The border communities are actively engaged in community development projects that diminish people's reliance on park resources and put the power into the people's own hands. There is a thriving Village Natural Resource Management Committees in each of the communities and all are eager to take on new projects that promote the safety and development of their people.
Yonamu Community: There is a borehole in a remote village under the Yonamu community that has had parts stolen, rendering it useless. Because of its location, the only other water access comes from Kuti's wetland. This water is very unclean and there is a very high concentration of malaria. People are using the same water that animals use to drink and defecate in.
The next closest water source is a borehole at a primary school over 2 km away. Because hundreds of learners are using the borehole on a daily basis, the area around the borehole can become very congested and cause wait times of over on hour.
Kachenembwe Community: Six villages within Kachenembwe do not have boreholes and rely on the nearest primary school, walking distances over 2 km to access clean water. The school has expressed concern over how many people are using the school's water source and families often have to take many trips with small buckets to fulfill their water needs.
Mkhukhi Community: Over 1,000 people within Mkhukhi rely on water from a 2 km distance. The only other water access is from wells where people frequently find dead animals and trash within.
Danken Community: Of the five villages within Danken, there is only one borehole. 2,000 people are walking up to 4 km in order to access clean water. With such a distance, people can only manage to carry small buckets and therefore have to vastly limit their water intake or make multiple trips.
The only other water access comes from wells which offer very unsafe water. With the impending risk of cholera in the area, access to safe drinking water is imperative.
Chatayika Community: Four villages in Chatayika don’t have clean water and are sharing the two boreholes that exist within the six-village community.
This project is to build 5 boreholes, one in each of 5 communities.
The boreholes will be built using the standard technology used in the area. They will each have an Afridev pump, and will be surrounded by a concrete slab, with a runoff channel, and soak pit.
Each committee will implement a Village Savings and Loan program to offset maintenance costs for the boreholes. One community has already started theirs and it has met with success.
The boreholes will provide water for permagardens in the communities where it is appropriate. For example, in Mkhukhi, the borehole will be placed next to a day care orphanage. By planting a self-sustaining permagarden, the children can gain access to nutritious foods as well as safe drinking water, all year round.
The project will be implemented by the Kuti Wildlife Reserve, working with the PCV. The project will be managed and completed 100% by local workers and Kuti's Community Outreach Officer, and Kuti will help with any extra costs by allocating funds from gate fees (30% of gate fees are put towards community outreach and development).
4,000 people will benefit from the project.
Peace Corps Volunteer Directing Project
Monitoring and Maintenance

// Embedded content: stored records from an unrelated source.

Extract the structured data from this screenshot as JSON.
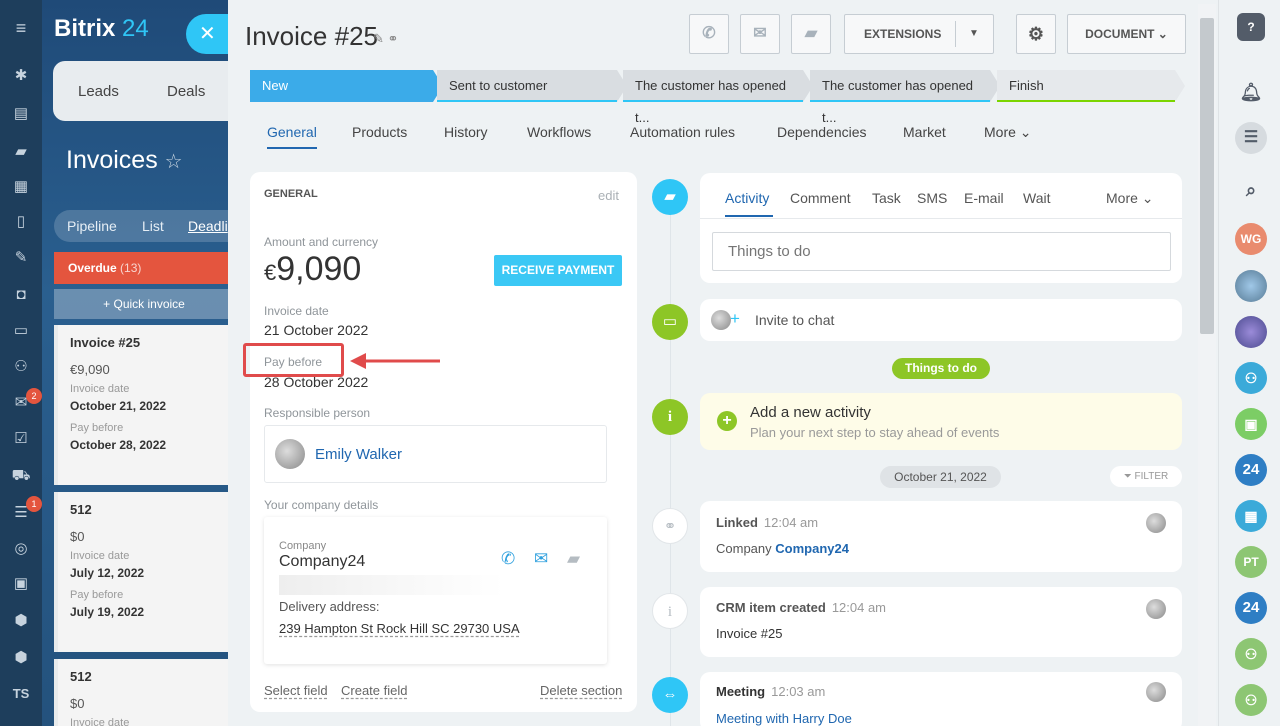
{
  "crm": {
    "logo_a": "Bitrix",
    "logo_b": "24",
    "tab_leads": "Leads",
    "tab_deals": "Deals",
    "page_title": "Invoices",
    "view_pipeline": "Pipeline",
    "view_list": "List",
    "view_deadlines": "Deadli",
    "overdue": "Overdue",
    "overdue_count": "(13)",
    "quick_invoice": "+ Quick invoice",
    "cards": [
      {
        "title": "Invoice #25",
        "value": "€9,090",
        "date_label": "Invoice date",
        "date": "October 21, 2022",
        "pay_label": "Pay before",
        "pay": "October 28, 2022"
      },
      {
        "title": "512",
        "value": "$0",
        "date_label": "Invoice date",
        "date": "July 12, 2022",
        "pay_label": "Pay before",
        "pay": "July 19, 2022"
      },
      {
        "title": "512",
        "value": "$0",
        "date_label": "Invoice date"
      }
    ]
  },
  "leftnav": {
    "badge_mail": "2",
    "badge_filter": "1",
    "initials": "TS"
  },
  "invoice": {
    "title": "Invoice #25",
    "extensions": "EXTENSIONS",
    "document": "DOCUMENT",
    "stages": [
      "New",
      "Sent to customer",
      "The customer has opened t...",
      "The customer has opened t...",
      "Finish"
    ],
    "stage_colors": [
      "#3babe9",
      "#d9dde1",
      "#d9dde1",
      "#d9dde1",
      "#e6e9ec"
    ],
    "tabs": [
      "General",
      "Products",
      "History",
      "Workflows",
      "Automation rules",
      "Dependencies",
      "Market",
      "More"
    ]
  },
  "general": {
    "header": "GENERAL",
    "edit": "edit",
    "amount_label": "Amount and currency",
    "currency": "€",
    "amount": "9,090",
    "receive_payment": "RECEIVE PAYMENT",
    "invoice_date_label": "Invoice date",
    "invoice_date": "21 October 2022",
    "pay_before_label": "Pay before",
    "pay_before": "28 October 2022",
    "responsible_label": "Responsible person",
    "responsible": "Emily Walker",
    "company_details_label": "Your company details",
    "company_label": "Company",
    "company": "Company24",
    "delivery_label": "Delivery address:",
    "delivery": "239 Hampton St Rock Hill SC 29730 USA",
    "select_field": "Select field",
    "create_field": "Create field",
    "delete_section": "Delete section"
  },
  "timeline": {
    "tabs": [
      "Activity",
      "Comment",
      "Task",
      "SMS",
      "E-mail",
      "Wait"
    ],
    "more": "More",
    "todo_placeholder": "Things to do",
    "invite": "Invite to chat",
    "things_badge": "Things to do",
    "add_title": "Add a new activity",
    "add_sub": "Plan your next step to stay ahead of events",
    "date_pill": "October 21, 2022",
    "filter": "FILTER",
    "items": [
      {
        "title": "Linked",
        "time": "12:04 am",
        "prefix": "Company",
        "body": "Company24"
      },
      {
        "title": "CRM item created",
        "time": "12:04 am",
        "body": "Invoice #25"
      },
      {
        "title": "Meeting",
        "time": "12:03 am",
        "body": "Meeting with Harry Doe"
      }
    ]
  },
  "rightnav": {
    "help": "?",
    "u1": "WG",
    "u2": "PT",
    "n24": "24"
  }
}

Kuti Wildlife Reserve will oversee operations and maintenance in the villages, which are all reachable by bike or car, and also attend committee meetings to make sure Village Savings and Loan programs are being properly implemented and managed. They will then begin the permagarden programs.
Let Girls Learn

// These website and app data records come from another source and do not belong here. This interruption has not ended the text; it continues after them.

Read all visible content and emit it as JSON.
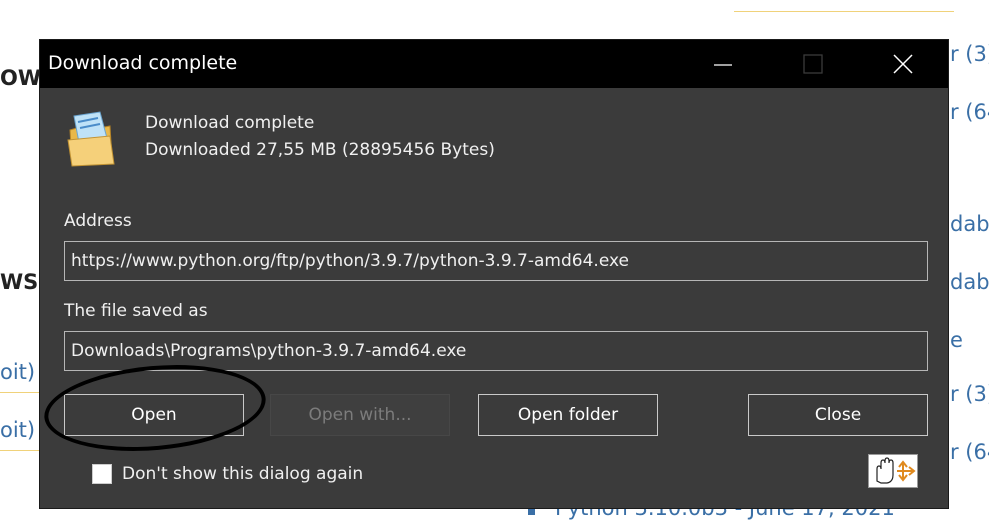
{
  "background": {
    "fragments": {
      "f1": "r (3)",
      "f2": "r (64",
      "f3": "dab",
      "f4": "dab",
      "f5": "r (3)",
      "f6": "r (64",
      "f7": "oit)",
      "f8": "oit)",
      "f9": "OW",
      "f10": "WS",
      "f11": "Python 3.10.0b3 - June 17, 2021",
      "f12": "e"
    }
  },
  "dialog": {
    "title": "Download complete",
    "window_controls": {
      "minimize": "—",
      "maximize": "☐",
      "close": "✕"
    },
    "header": {
      "status": "Download complete",
      "details": "Downloaded 27,55  MB (28895456 Bytes)",
      "icon": "open-folder-icon"
    },
    "address_label": "Address",
    "address_value": "https://www.python.org/ftp/python/3.9.7/python-3.9.7-amd64.exe",
    "saved_label": "The file saved as",
    "saved_value": "Downloads\\Programs\\python-3.9.7-amd64.exe",
    "buttons": {
      "open": "Open",
      "open_with": "Open with...",
      "open_folder": "Open folder",
      "close": "Close"
    },
    "checkbox_label": "Don't show this dialog again",
    "checkbox_checked": false,
    "corner_icon": "hand-drag-arrows-icon"
  },
  "colors": {
    "dialog_bg": "#3b3b3b",
    "titlebar_bg": "#000000",
    "annotation_ellipse": "#000000"
  }
}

This project is a Peace Corps Let Girls Learn Project.
Countless young women wait hours for their chance to draw water. Since women predominately secure water for the household, they are the ones who are being forced to sacrifice their time and energy. This project makes water readily available, increasing the ability of young and adolescent girls to go to and remain in school.
This project became infeasible before there was an expenditure of funds. Donations that were made prior to that determination were re-allocated to other projects in Malawi.